“Right now, people — and when I say people, I mean the mainstream media — are open to exploring the idea that Black sci-fi sells,” says director Sharon Lewis. “I don’t think we would have ever got the kind of coverage we’re getting if Black Panther wasn’t out right now.”
Brown Girl Begins initially premièred last year, but is now receiving renewed interest and cultural relevance in a post-Black Panther world. Set in a post-apocalyptic Toronto in the year 2049, the film centres on a young priestess named Ti-Jeanne who risks sacrificing her life to Caribbean spirits in order to save her people.
The special screening was such a hit that Cineplex decided to add more screenings through March 15 — an entire week longer than its initial run of March 2 to 8.
“When we premièred in September in New York, it was good but there wasn’t the kind of energy or zeitgeist feeling that we’re in right now,” says Lewis.

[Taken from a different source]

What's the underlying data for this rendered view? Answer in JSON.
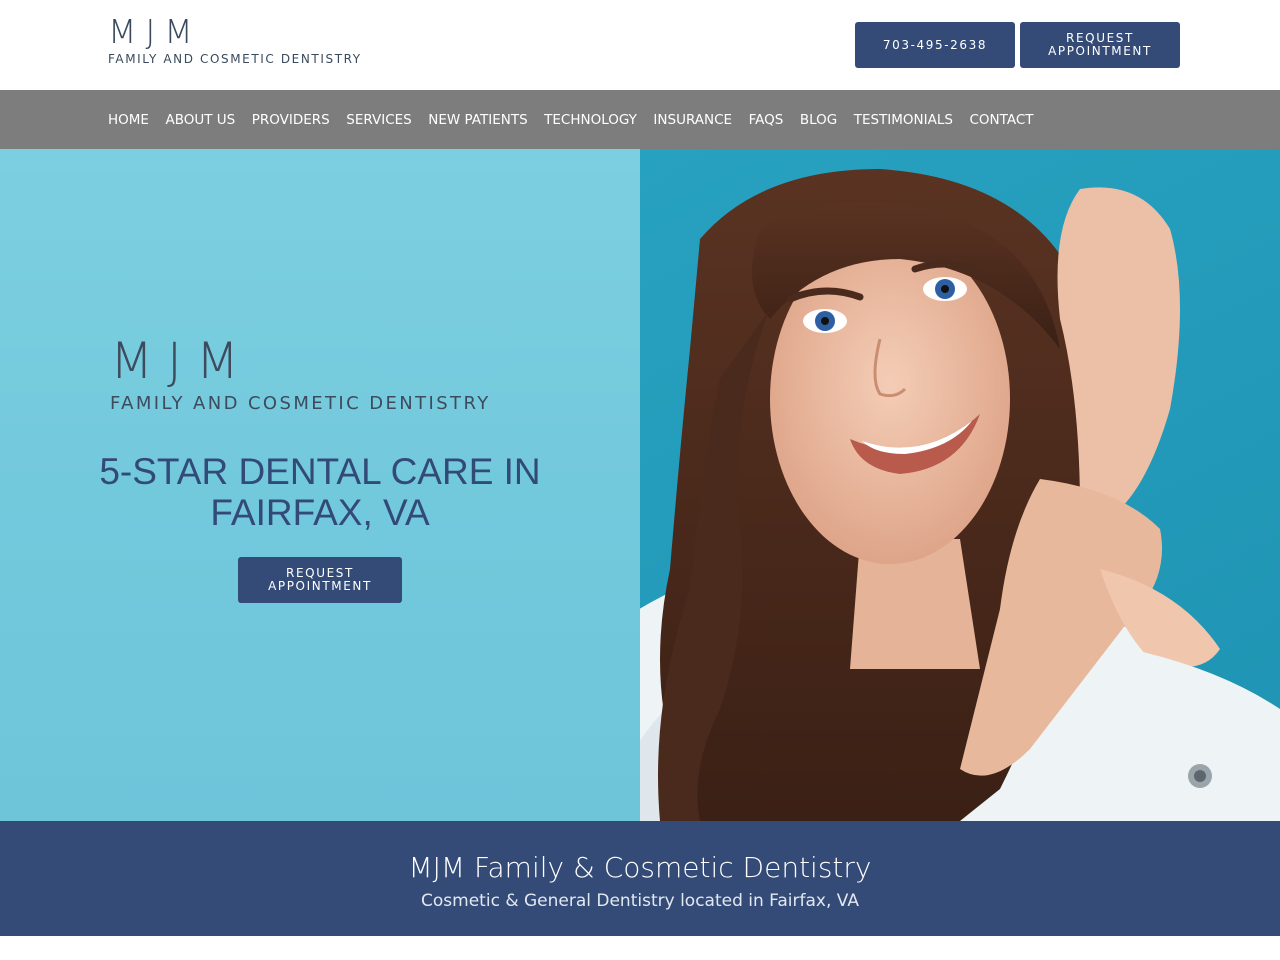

The film is a coming-of-age story about a young black woman’s journey of self-discovery and self-actualization, which, as Lewis mentioned during the post-screening panel, is necessary to be seen in more films. Black women, Lewis says, are often excluded from all genres of film, especially in sci-fi. If they are featured in the film, there are often only one or two of them used as a token characters in an attempt to achieve superficial diversity.
“In the movie, you get to actually see a story through a young black woman’s eyes,” says Lewis. “This isn’t a secondary character. This isn’t through the male protagonist’s eye. This is through her eyes and it’s written by a woman of colour. I think that’s radical.”
The industry is beginning to shift with game-changing women like Ava DuVernay (director of the 2018 film A Wrinkle in Time and the first black female director to have her movie nominated for an Oscar) leading the film and television world. Lewis looks to her for inspiration because of DuVernay’s commitment to hire all women of colour in her TV series, Queen Sugar.
As for young women who want to follow DuVernay’s footsteps, Lewis’s advice is to just go for it.
“Get together with a group of women of colour and tell your own story and shoot it and edit it because that’s possible.”
Brown Girl Begins was a film 20 years in the making, with the initial plan of adapting Canadian author Nalo Hopkinson’s novel Brown Girl in the Ring into a film. Due to her scant resources, Lewis opted instead to do a prequel while keeping the same theme. During those 20 years, she kept working on her craft by creating short films and directing over 100 hours of television.
“Although I heard ‘no’ and sometimes I’d put the project down for a while, I picked it up again,” says Lewis. “If there’s a project that you have out there that you need to do — that you can’t imagine [not] doing — do it. Find a way to do it.”